The Supreme Court of British Columbia ruled in early-August 2022 that three bylaws passed by the City of Vancouver to control rent increases in buildings designated as Single Room Accommodations were ultra vires (beyond the legal authority of) the City of Vancouver.
The City had wanted to introduce something it called “vacancy control”, being a form of rent control that capped rent increases between tenancies.
The City had relied on a business licensing power found in the Vancouver Charter to enact the bylaws, arguing that because the buildings were operated pursuant to City-issued business licenses, the City effectively had the authority to regulate any aspect of those businesses. The City argued that while the Province’s Residential Tenancy Act controls rent increases during an ongoing tenancy, there was no reason the City could not introduce rules to control rent increases implemented between tenants. The City’s background reports confirmed that it had the intention of capping rents other than for inflation and decreasing market demand for (and thus market value of) the buildings themselves. Simultaneously, the City was discussing with the Province and Canadian governments a plan to purchase the very buildings it was planning to devalue.
The Court found that the core purpose of the bylaws was regulating rent increases, being something fundamentally different than business licensing. The Petitioners successfully argued that the City’s right to regulate businesses was limited to areas not already regulated by a senior level of government – in this case the Province via the Residential Tenancy Act.

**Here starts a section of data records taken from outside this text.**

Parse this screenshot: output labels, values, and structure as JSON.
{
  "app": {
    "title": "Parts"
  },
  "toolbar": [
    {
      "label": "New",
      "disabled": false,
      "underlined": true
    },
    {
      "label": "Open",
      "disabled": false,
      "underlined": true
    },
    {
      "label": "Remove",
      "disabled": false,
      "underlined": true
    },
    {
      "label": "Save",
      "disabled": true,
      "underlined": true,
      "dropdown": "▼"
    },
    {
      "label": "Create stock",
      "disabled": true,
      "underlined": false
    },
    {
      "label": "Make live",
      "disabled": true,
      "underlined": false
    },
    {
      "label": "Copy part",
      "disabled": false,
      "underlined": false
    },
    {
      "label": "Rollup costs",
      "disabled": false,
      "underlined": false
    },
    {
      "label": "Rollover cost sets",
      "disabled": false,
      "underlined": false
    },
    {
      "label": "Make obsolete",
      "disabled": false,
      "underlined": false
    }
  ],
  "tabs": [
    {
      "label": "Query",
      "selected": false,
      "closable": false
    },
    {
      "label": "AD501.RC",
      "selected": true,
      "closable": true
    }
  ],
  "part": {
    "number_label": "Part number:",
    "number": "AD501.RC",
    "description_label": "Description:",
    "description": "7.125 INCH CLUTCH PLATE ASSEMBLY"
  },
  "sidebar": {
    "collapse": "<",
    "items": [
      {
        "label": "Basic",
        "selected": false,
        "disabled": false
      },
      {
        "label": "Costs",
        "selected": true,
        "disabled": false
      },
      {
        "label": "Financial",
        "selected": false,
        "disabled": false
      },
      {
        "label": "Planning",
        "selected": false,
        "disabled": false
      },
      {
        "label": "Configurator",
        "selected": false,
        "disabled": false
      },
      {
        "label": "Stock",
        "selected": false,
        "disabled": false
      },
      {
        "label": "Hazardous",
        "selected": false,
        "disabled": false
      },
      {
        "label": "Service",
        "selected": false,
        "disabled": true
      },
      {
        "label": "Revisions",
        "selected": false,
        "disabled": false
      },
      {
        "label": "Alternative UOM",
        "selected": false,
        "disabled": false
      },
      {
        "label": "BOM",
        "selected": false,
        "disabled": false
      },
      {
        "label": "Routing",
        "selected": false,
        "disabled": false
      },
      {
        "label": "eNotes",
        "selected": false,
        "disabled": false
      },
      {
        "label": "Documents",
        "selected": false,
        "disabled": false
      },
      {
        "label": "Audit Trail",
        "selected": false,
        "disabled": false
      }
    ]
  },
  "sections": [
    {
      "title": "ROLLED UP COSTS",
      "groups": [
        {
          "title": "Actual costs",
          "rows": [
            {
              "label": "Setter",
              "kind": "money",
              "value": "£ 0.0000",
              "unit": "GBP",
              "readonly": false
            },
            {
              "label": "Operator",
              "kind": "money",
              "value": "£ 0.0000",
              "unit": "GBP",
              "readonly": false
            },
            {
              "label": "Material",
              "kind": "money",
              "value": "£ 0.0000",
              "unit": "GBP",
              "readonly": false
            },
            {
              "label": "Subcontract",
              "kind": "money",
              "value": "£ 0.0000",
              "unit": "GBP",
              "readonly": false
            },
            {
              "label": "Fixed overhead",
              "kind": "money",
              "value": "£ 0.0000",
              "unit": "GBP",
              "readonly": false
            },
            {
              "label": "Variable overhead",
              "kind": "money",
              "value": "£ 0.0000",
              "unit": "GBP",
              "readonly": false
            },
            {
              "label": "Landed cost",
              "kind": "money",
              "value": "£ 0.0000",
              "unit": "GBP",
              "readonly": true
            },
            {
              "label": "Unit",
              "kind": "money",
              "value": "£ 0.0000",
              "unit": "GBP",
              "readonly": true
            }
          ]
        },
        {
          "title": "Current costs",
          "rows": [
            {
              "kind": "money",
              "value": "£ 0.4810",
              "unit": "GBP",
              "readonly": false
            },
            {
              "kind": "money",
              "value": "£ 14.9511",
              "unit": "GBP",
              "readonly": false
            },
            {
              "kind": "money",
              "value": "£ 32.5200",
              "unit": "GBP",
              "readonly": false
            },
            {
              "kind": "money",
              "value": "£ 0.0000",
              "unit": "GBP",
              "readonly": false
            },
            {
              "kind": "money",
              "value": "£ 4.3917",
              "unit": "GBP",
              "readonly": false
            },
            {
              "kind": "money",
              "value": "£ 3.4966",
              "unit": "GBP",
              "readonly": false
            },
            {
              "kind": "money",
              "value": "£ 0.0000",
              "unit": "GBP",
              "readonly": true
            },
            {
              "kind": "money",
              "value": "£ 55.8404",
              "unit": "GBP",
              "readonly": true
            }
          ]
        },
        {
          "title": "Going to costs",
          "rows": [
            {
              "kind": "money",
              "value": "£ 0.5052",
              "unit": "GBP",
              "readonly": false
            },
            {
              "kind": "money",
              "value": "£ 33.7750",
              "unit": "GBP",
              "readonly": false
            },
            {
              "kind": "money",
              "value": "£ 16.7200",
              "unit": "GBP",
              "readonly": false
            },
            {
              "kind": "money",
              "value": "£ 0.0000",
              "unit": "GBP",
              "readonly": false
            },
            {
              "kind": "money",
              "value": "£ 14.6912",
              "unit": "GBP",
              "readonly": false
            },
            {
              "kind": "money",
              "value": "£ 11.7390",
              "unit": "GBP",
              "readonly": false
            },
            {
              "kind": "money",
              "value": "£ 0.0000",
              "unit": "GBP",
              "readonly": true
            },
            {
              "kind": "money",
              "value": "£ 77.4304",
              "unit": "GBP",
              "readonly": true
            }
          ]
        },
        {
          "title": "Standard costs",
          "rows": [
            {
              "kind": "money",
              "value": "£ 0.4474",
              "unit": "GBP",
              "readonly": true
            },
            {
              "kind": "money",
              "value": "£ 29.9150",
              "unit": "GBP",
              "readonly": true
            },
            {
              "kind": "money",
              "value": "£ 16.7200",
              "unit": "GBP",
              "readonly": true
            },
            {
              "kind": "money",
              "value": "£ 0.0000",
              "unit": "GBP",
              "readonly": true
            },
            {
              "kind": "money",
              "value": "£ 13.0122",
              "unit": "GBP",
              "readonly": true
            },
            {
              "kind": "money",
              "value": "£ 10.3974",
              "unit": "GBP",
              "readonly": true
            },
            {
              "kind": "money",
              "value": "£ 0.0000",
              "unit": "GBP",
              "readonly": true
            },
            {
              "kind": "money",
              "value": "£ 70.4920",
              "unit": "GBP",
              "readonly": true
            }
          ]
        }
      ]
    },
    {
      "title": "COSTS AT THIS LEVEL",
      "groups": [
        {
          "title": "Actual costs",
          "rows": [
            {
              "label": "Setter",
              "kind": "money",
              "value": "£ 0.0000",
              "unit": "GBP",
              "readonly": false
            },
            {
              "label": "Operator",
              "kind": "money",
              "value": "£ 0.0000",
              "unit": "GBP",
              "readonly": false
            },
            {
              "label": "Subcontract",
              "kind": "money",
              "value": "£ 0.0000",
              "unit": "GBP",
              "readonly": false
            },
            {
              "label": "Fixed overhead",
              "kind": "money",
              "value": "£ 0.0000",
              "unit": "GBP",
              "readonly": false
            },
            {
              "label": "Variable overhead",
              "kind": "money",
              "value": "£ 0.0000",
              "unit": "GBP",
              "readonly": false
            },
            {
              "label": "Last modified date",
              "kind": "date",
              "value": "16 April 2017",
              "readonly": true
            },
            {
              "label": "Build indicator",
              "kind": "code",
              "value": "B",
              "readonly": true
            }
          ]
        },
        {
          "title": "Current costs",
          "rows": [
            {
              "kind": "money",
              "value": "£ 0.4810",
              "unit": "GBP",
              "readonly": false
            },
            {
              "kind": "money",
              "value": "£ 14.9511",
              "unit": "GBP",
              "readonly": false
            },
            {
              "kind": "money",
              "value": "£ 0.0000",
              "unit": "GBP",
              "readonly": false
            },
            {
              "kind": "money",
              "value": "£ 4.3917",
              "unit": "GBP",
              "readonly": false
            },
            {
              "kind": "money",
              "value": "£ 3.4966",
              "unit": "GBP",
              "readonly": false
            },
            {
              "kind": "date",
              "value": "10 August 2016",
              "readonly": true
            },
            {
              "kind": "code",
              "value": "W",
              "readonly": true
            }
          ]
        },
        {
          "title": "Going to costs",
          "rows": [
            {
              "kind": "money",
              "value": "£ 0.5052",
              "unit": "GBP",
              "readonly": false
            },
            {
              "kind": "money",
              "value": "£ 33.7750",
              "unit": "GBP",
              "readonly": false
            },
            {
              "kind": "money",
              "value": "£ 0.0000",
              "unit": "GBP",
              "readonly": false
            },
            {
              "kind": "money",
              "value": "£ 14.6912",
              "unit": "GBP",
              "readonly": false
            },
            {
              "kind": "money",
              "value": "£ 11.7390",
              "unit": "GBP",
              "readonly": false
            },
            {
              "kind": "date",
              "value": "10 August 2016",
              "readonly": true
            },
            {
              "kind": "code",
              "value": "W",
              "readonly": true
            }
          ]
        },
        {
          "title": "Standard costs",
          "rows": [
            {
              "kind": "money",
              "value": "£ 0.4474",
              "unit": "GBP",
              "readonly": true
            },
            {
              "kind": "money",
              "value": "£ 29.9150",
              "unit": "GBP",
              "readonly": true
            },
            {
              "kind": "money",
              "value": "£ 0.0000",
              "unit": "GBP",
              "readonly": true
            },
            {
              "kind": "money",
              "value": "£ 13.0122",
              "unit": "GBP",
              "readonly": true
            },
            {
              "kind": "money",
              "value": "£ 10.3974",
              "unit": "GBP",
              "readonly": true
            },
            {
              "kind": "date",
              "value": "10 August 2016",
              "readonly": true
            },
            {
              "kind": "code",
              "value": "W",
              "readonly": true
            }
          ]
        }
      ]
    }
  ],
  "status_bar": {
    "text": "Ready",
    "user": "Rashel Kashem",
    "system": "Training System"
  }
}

The case was argued by Evan Cooke, who was assisted in his preparation by Nathalie Baker.